The good news is that there are several factors that are aligning to promote this occurring, notably the visit of a delegation led by Assistant United States Trade Representative Christopher Wilson as recently as 11-12 July and meetings with Piyush Goyal, Union Minister for Commerce & Industry and Indian officials to provide a new impetus to bilateral trade and commercial ties in line with the mandate given in the G-20 meetings in Osaka by the Indian and US leadership. This is expected to gain traction.

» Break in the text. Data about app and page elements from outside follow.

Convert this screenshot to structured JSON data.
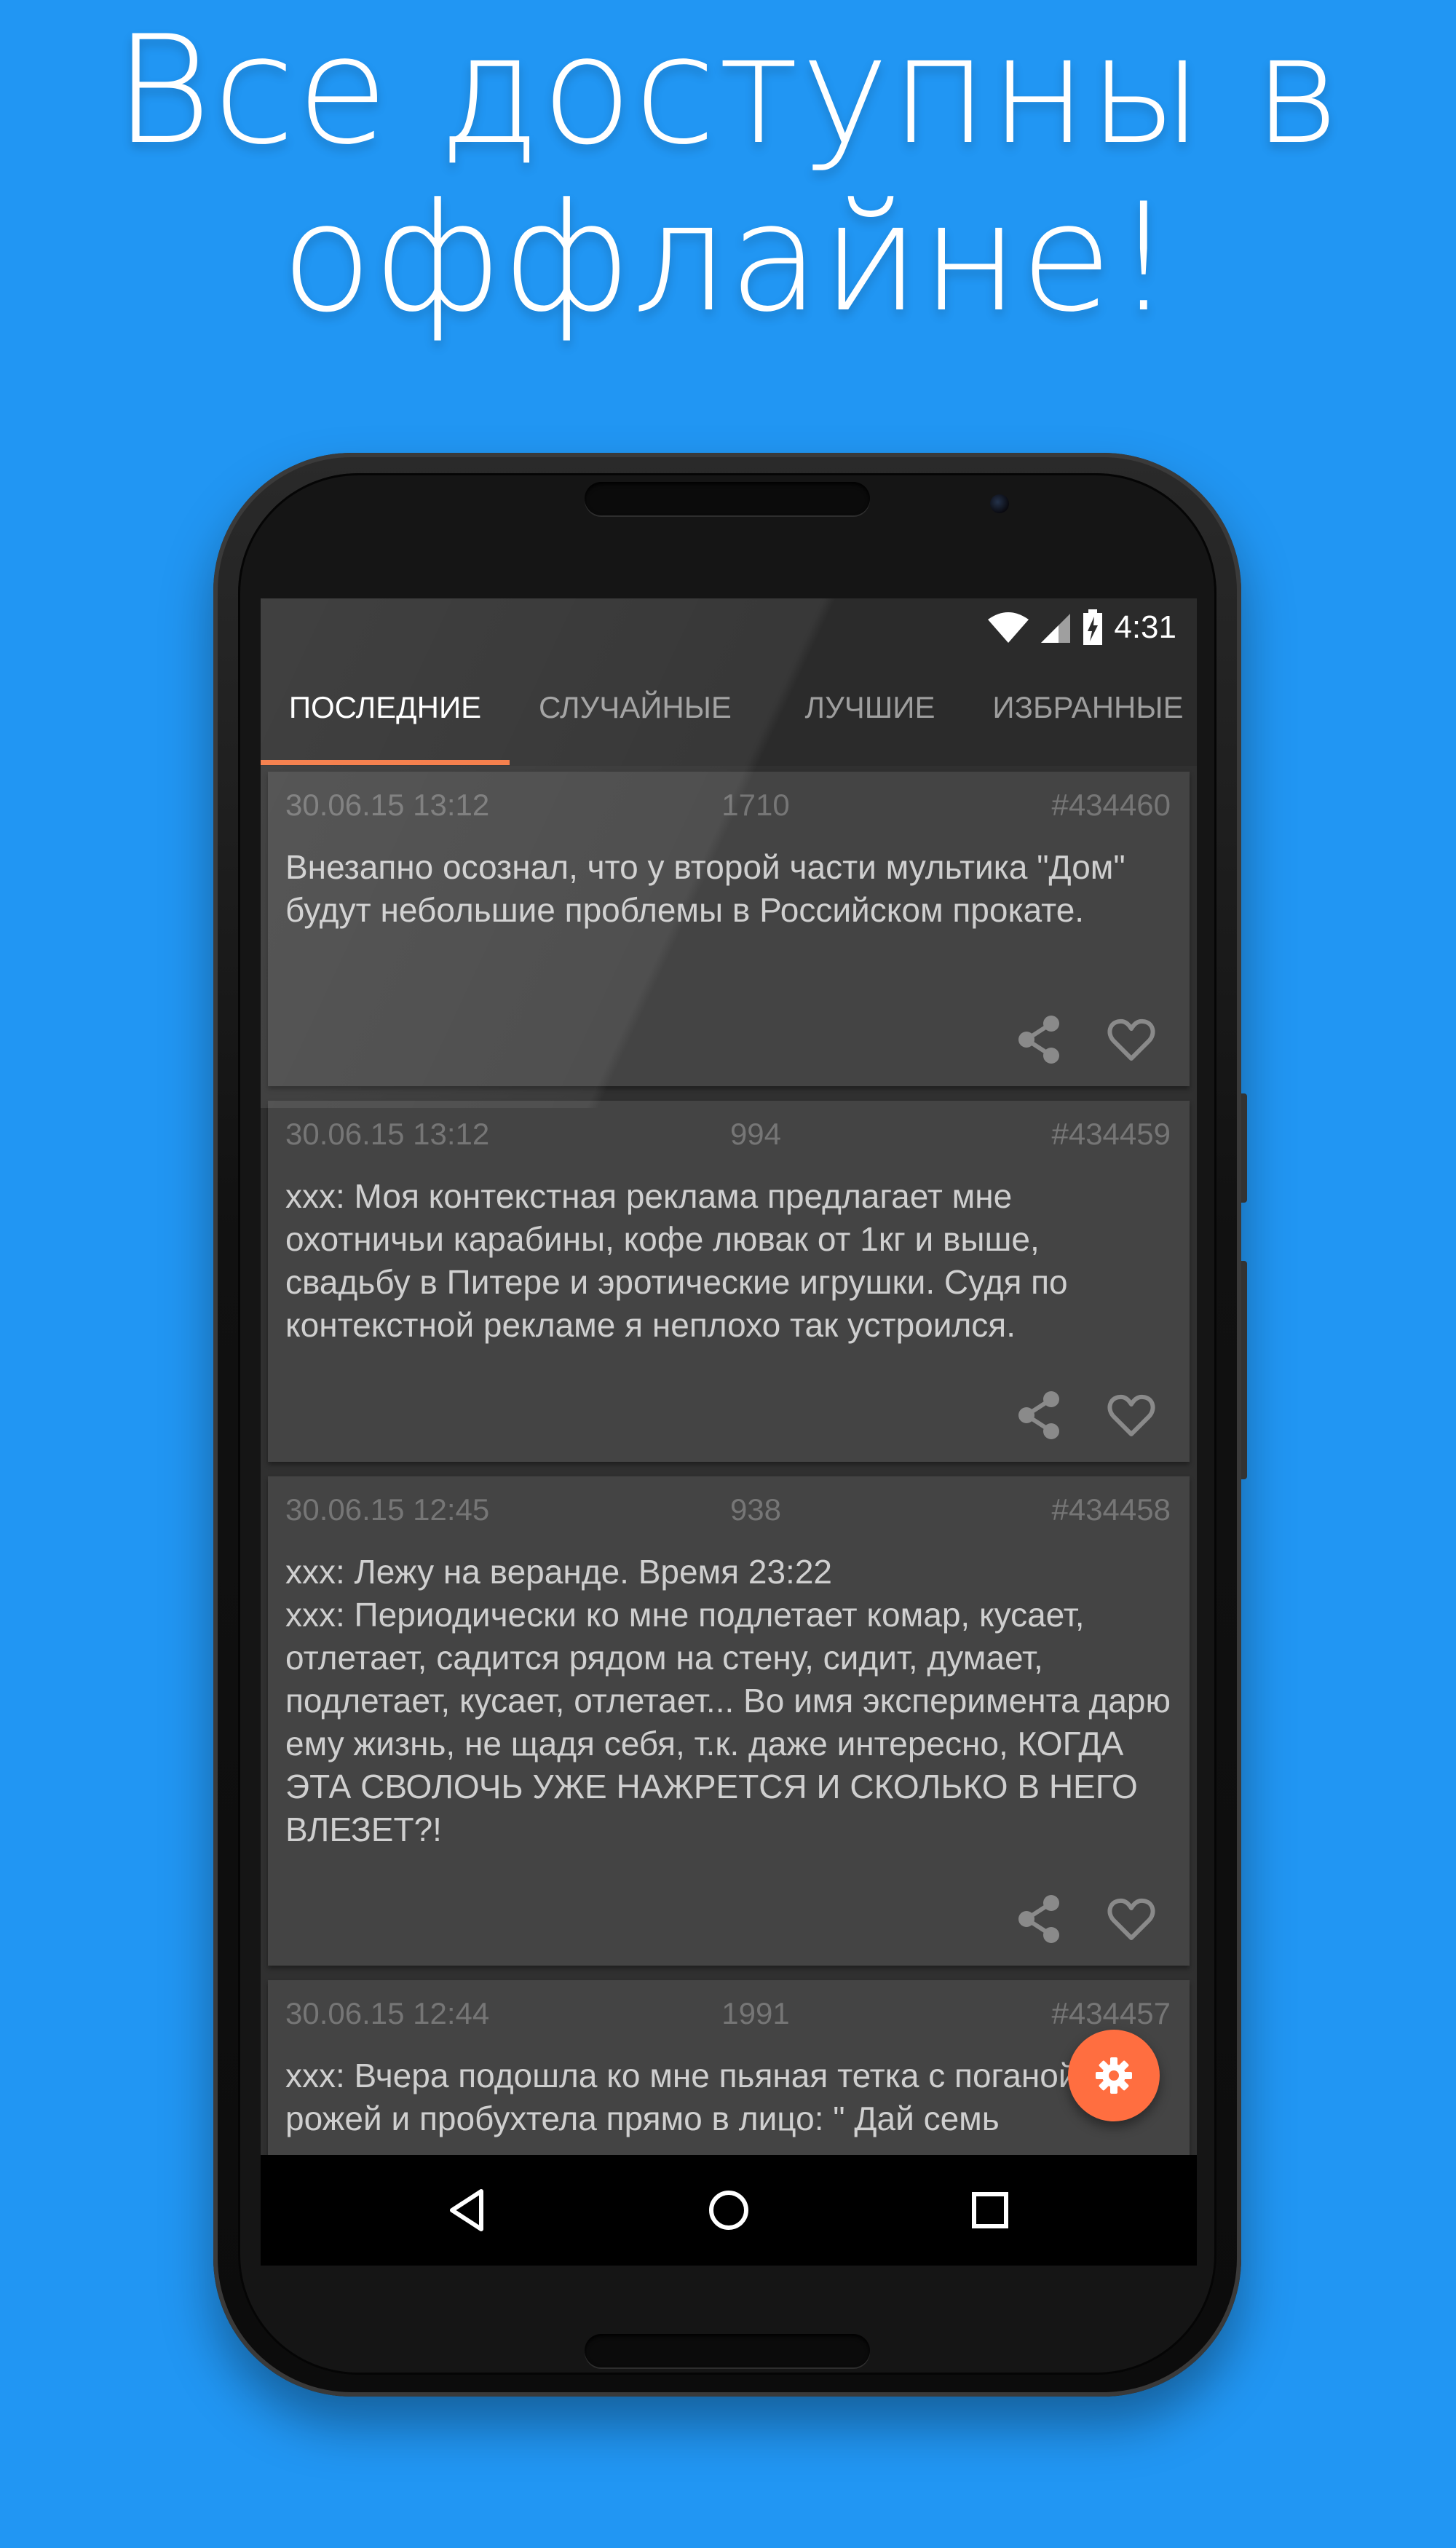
{
  "promo": {
    "headline_line1": "Все доступны в",
    "headline_line2": "оффлайне!"
  },
  "status_bar": {
    "time": "4:31",
    "icons": [
      "wifi-icon",
      "cell-signal-icon",
      "battery-charging-icon"
    ]
  },
  "tabs": [
    {
      "label": "ПОСЛЕДНИЕ",
      "active": true
    },
    {
      "label": "СЛУЧАЙНЫЕ",
      "active": false
    },
    {
      "label": "ЛУЧШИЕ",
      "active": false
    },
    {
      "label": "ИЗБРАННЫЕ",
      "active": false
    }
  ],
  "quotes": [
    {
      "date": "30.06.15 13:12",
      "rating": "1710",
      "id": "#434460",
      "text": "Внезапно осознал, что у второй части мультика \"Дом\" будут небольшие проблемы в Российском прокате."
    },
    {
      "date": "30.06.15 13:12",
      "rating": "994",
      "id": "#434459",
      "text": "xxx: Моя контекстная реклама предлагает мне охотничьи карабины, кофе лювак от 1кг и выше, свадьбу в Питере и эротические игрушки. Судя по контекстной рекламе я неплохо так устроился."
    },
    {
      "date": "30.06.15 12:45",
      "rating": "938",
      "id": "#434458",
      "text": "xxx: Лежу на веранде. Время 23:22\nxxx: Периодически ко мне подлетает комар, кусает, отлетает, садится рядом на стену, сидит, думает, подлетает, кусает, отлетает... Во имя эксперимента дарю ему жизнь, не щадя себя, т.к. даже интересно, КОГДА ЭТА СВОЛОЧЬ УЖЕ НАЖРЕТСЯ И СКОЛЬКО В НЕГО ВЛЕЗЕТ?!"
    },
    {
      "date": "30.06.15 12:44",
      "rating": "1991",
      "id": "#434457",
      "text": "xxx: Вчера подошла ко мне пьяная тетка с поганой рожей и пробухтела прямо в лицо: \" Дай семь"
    }
  ],
  "actions": {
    "share_icon": "share-icon",
    "favorite_icon": "heart-outline-icon"
  },
  "fab": {
    "icon": "gear-icon",
    "color": "#FF6E40"
  },
  "nav_bar": {
    "icons": [
      "back-icon",
      "home-icon",
      "recents-icon"
    ]
  },
  "colors": {
    "background": "#2196F3",
    "tab_indicator": "#F4753E",
    "card": "#444444"
  }
}
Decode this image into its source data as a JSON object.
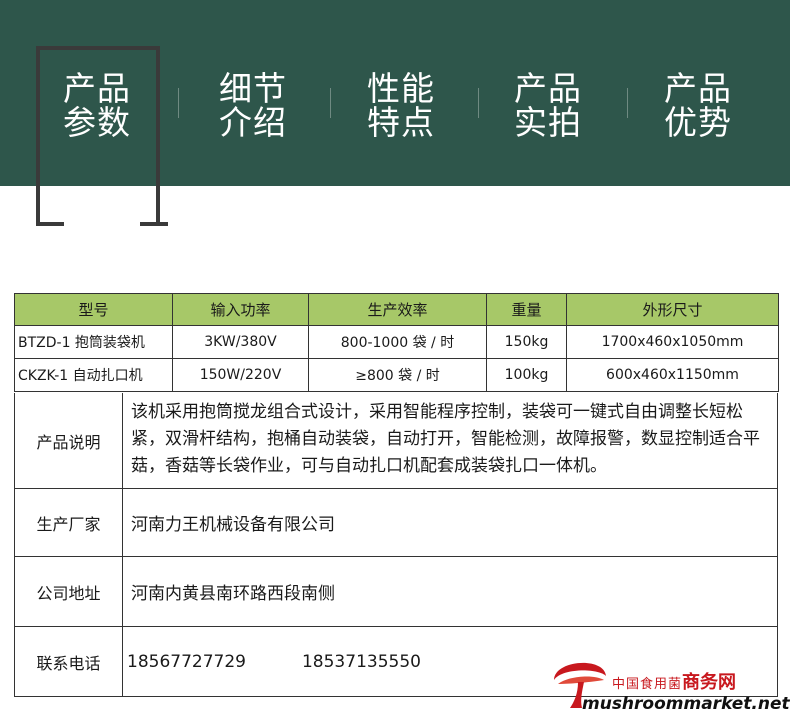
{
  "nav": {
    "items": [
      {
        "line1": "产品",
        "line2": "参数"
      },
      {
        "line1": "细节",
        "line2": "介绍"
      },
      {
        "line1": "性能",
        "line2": "特点"
      },
      {
        "line1": "产品",
        "line2": "实拍"
      },
      {
        "line1": "产品",
        "line2": "优势"
      }
    ],
    "active_index": 0
  },
  "spec_table": {
    "headers": [
      "型号",
      "输入功率",
      "生产效率",
      "重量",
      "外形尺寸"
    ],
    "rows": [
      [
        "BTZD-1 抱筒装袋机",
        "3KW/380V",
        "800-1000 袋 / 时",
        "150kg",
        "1700x460x1050mm"
      ],
      [
        "CKZK-1 自动扎口机",
        "150W/220V",
        "≥800 袋 / 时",
        "100kg",
        "600x460x1150mm"
      ]
    ],
    "header_color": "#a7c868"
  },
  "info": {
    "description_label": "产品说明",
    "description": "该机采用抱筒搅龙组合式设计，采用智能程序控制，装袋可一键式自由调整长短松紧，双滑杆结构，抱桶自动装袋，自动打开，智能检测，故障报警，数显控制适合平菇，香菇等长袋作业，可与自动扎口机配套成装袋扎口一体机。",
    "manufacturer_label": "生产厂家",
    "manufacturer": "河南力王机械设备有限公司",
    "address_label": "公司地址",
    "address": "河南内黄县南环路西段南侧",
    "phone_label": "联系电话",
    "phone1": "18567727729",
    "phone2": "18537135550"
  },
  "watermark": {
    "cn_small": "中国食用菌",
    "cn_big": "商务网",
    "en": "mushroommarket.net"
  },
  "colors": {
    "header_bg": "#2e564b",
    "table_header": "#a7c868",
    "watermark_red": "#c8181e"
  }
}
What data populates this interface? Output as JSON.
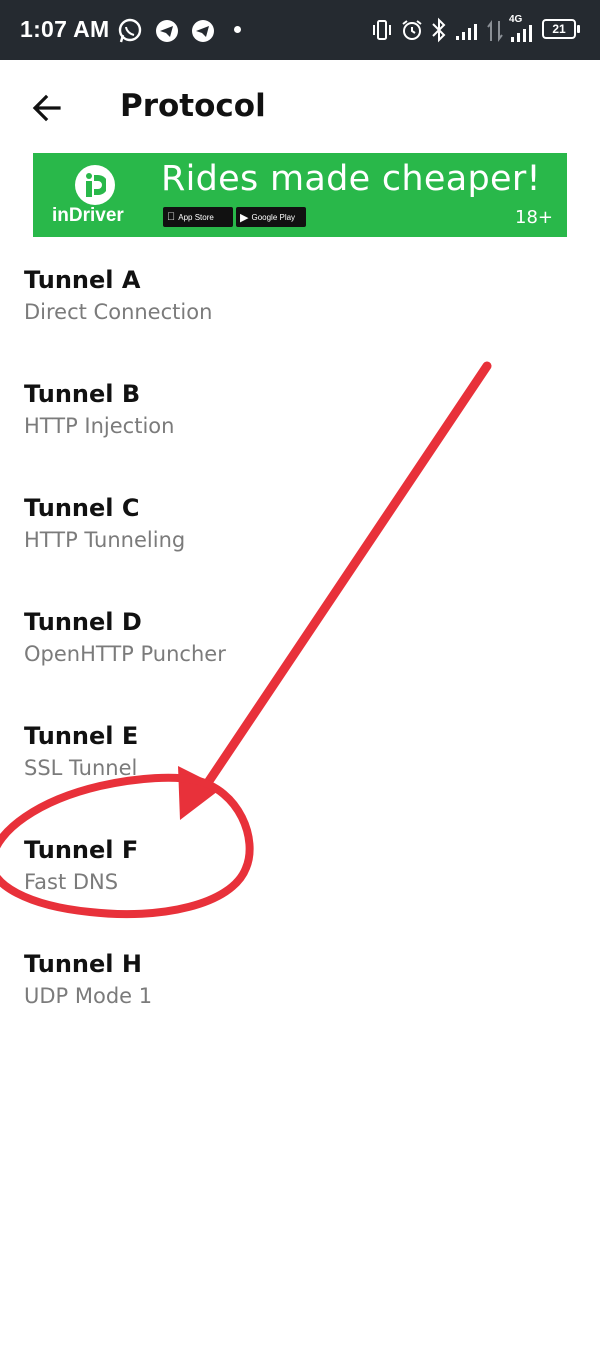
{
  "status_bar": {
    "time": "1:07 AM",
    "battery": "21",
    "network": "4G",
    "left_icons": [
      "whatsapp-icon",
      "telegram-icon",
      "telegram-icon"
    ],
    "right_icons": [
      "vibrate-icon",
      "alarm-icon",
      "bluetooth-icon",
      "signal-icon",
      "data-arrows-icon",
      "signal-4g-icon",
      "battery-icon"
    ]
  },
  "header": {
    "title": "Protocol",
    "back_icon": "arrow-left-icon"
  },
  "ad": {
    "brand": "inDriver",
    "headline": "Rides made cheaper!",
    "age": "18+",
    "app_store": "App Store",
    "google_play": "Google Play",
    "color": "#29b84a"
  },
  "tunnels": [
    {
      "title": "Tunnel A",
      "subtitle": "Direct Connection"
    },
    {
      "title": "Tunnel B",
      "subtitle": "HTTP Injection"
    },
    {
      "title": "Tunnel C",
      "subtitle": "HTTP Tunneling"
    },
    {
      "title": "Tunnel D",
      "subtitle": "OpenHTTP Puncher"
    },
    {
      "title": "Tunnel E",
      "subtitle": "SSL Tunnel"
    },
    {
      "title": "Tunnel F",
      "subtitle": "Fast DNS"
    },
    {
      "title": "Tunnel H",
      "subtitle": "UDP Mode 1"
    }
  ],
  "annotation": {
    "color": "#e8313a"
  }
}
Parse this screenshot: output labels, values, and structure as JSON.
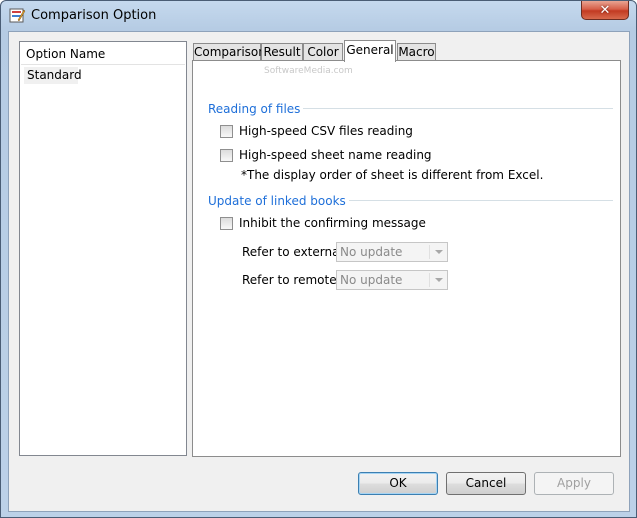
{
  "window": {
    "title": "Comparison Option",
    "close_glyph": "✕"
  },
  "list": {
    "header": "Option Name",
    "items": [
      {
        "label": "Standard"
      }
    ]
  },
  "tabs": [
    {
      "label": "Comparison"
    },
    {
      "label": "Result"
    },
    {
      "label": "Color"
    },
    {
      "label": "General",
      "active": true
    },
    {
      "label": "Macro"
    }
  ],
  "general": {
    "reading_group": {
      "title": "Reading of files",
      "csv_label": "High-speed CSV files reading",
      "csv_checked": false,
      "sheet_label": "High-speed sheet name reading",
      "sheet_checked": false,
      "note": "*The display order of sheet is different from Excel."
    },
    "update_group": {
      "title": "Update of linked books",
      "inhibit_label": "Inhibit the confirming message",
      "inhibit_checked": false,
      "external_label": "Refer to external",
      "external_value": "No update",
      "remote_label": "Refer to remote",
      "remote_value": "No update"
    }
  },
  "watermark": "SoftwareMedia.com",
  "buttons": {
    "ok": "OK",
    "cancel": "Cancel",
    "apply": "Apply"
  },
  "colors": {
    "group_title": "#1e6fd9",
    "close_red": "#c23a22"
  }
}
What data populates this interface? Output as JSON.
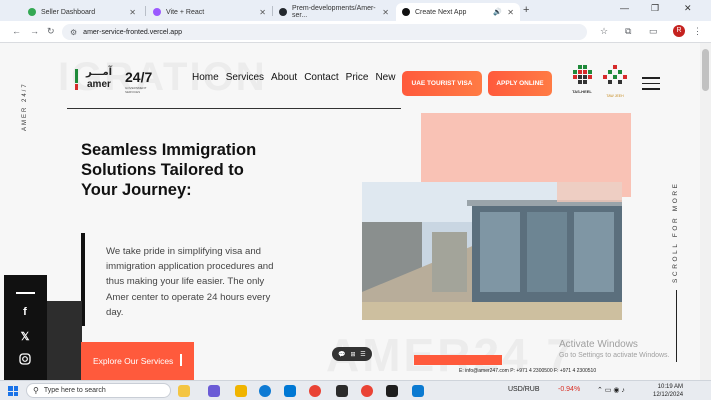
{
  "browser": {
    "tabs": [
      {
        "title": "Seller Dashboard",
        "favicon_color": "#34a853"
      },
      {
        "title": "Vite + React",
        "favicon_color": "#9b59ff"
      },
      {
        "title": "Prem-developments/Amer-ser...",
        "favicon_color": "#24292e"
      },
      {
        "title": "Create Next App",
        "favicon_color": "#111111"
      }
    ],
    "url": "amer-service-fronted.vercel.app",
    "profile_initial": "R"
  },
  "page": {
    "bg_word_top": "IGRATION",
    "bg_word_bottom": "AMER24 7",
    "side_text_left": "AMER 24/7",
    "side_text_right": "SCROLL FOR MORE",
    "logo": {
      "arabic": "آمـــر",
      "english": "amer",
      "number": "24/7",
      "subtitle": "GOVERNMENT SERVICES"
    },
    "nav": [
      "Home",
      "Services",
      "About",
      "Contact",
      "Price",
      "New"
    ],
    "buttons": {
      "uae_visa": "UAE TOURIST VISA",
      "apply_online": "APPLY ONLINE"
    },
    "partners": [
      {
        "label": "TAS-HEEL",
        "arabic": "تسهيل"
      },
      {
        "label": "TAW JEEH",
        "arabic": "توجيه"
      }
    ],
    "heading": "Seamless Immigration Solutions Tailored to Your Journey:",
    "paragraph": "We take pride in simplifying visa and immigration application procedures and thus making your life easier. The only Amer center to operate 24 hours every day.",
    "explore_button": "Explore Our Services",
    "contact_strip": "E: info@amer247.com P: +971 4 2300500 F: +971 4 2300510",
    "activate_title": "Activate Windows",
    "activate_sub": "Go to Settings to activate Windows.",
    "social_icons": [
      "facebook-icon",
      "x-icon",
      "instagram-icon"
    ]
  },
  "taskbar": {
    "search_placeholder": "Type here to search",
    "ticker": "USD/RUB",
    "ticker_change": "-0.94%",
    "time": "10:19 AM",
    "date": "12/12/2024",
    "ticker_color": "#d93025"
  }
}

The other upside to all this is that withdrawal of GSP would apparently not make much difference as Indian exports are all geared to take this challenge, according to Mohit Singla, Chairman, Trade Promotion Council of India. “Even the US was benefiting from the GSP regime since the intermediary inputs provided by India helped keep its industry competitive. This withdrawal of GSP is only going to inject the estimated, additional burden of USD 190 million, which is miniscule compared to India overall export to the US,” says Singla. Moreover, withdrawal of GSP benefits is not a doomsday scenario as officials point out countries like Argentina, Liberia and Myanmar which have seen benefits reinstated after making sufficient progress to become eligible for them. What is needed is some extra hard work from India to meet strict compliance norms to be able to get GSP benefits again.
These positives along with the “United States and India: Prosperity Through Partnership” joint statement of June 2017 and the “Commercial Dialogue Joint Statement” of October 2017 are compelling grounds for the two sides to continue to find ways to improve bilateral trade and increase market access in our countries.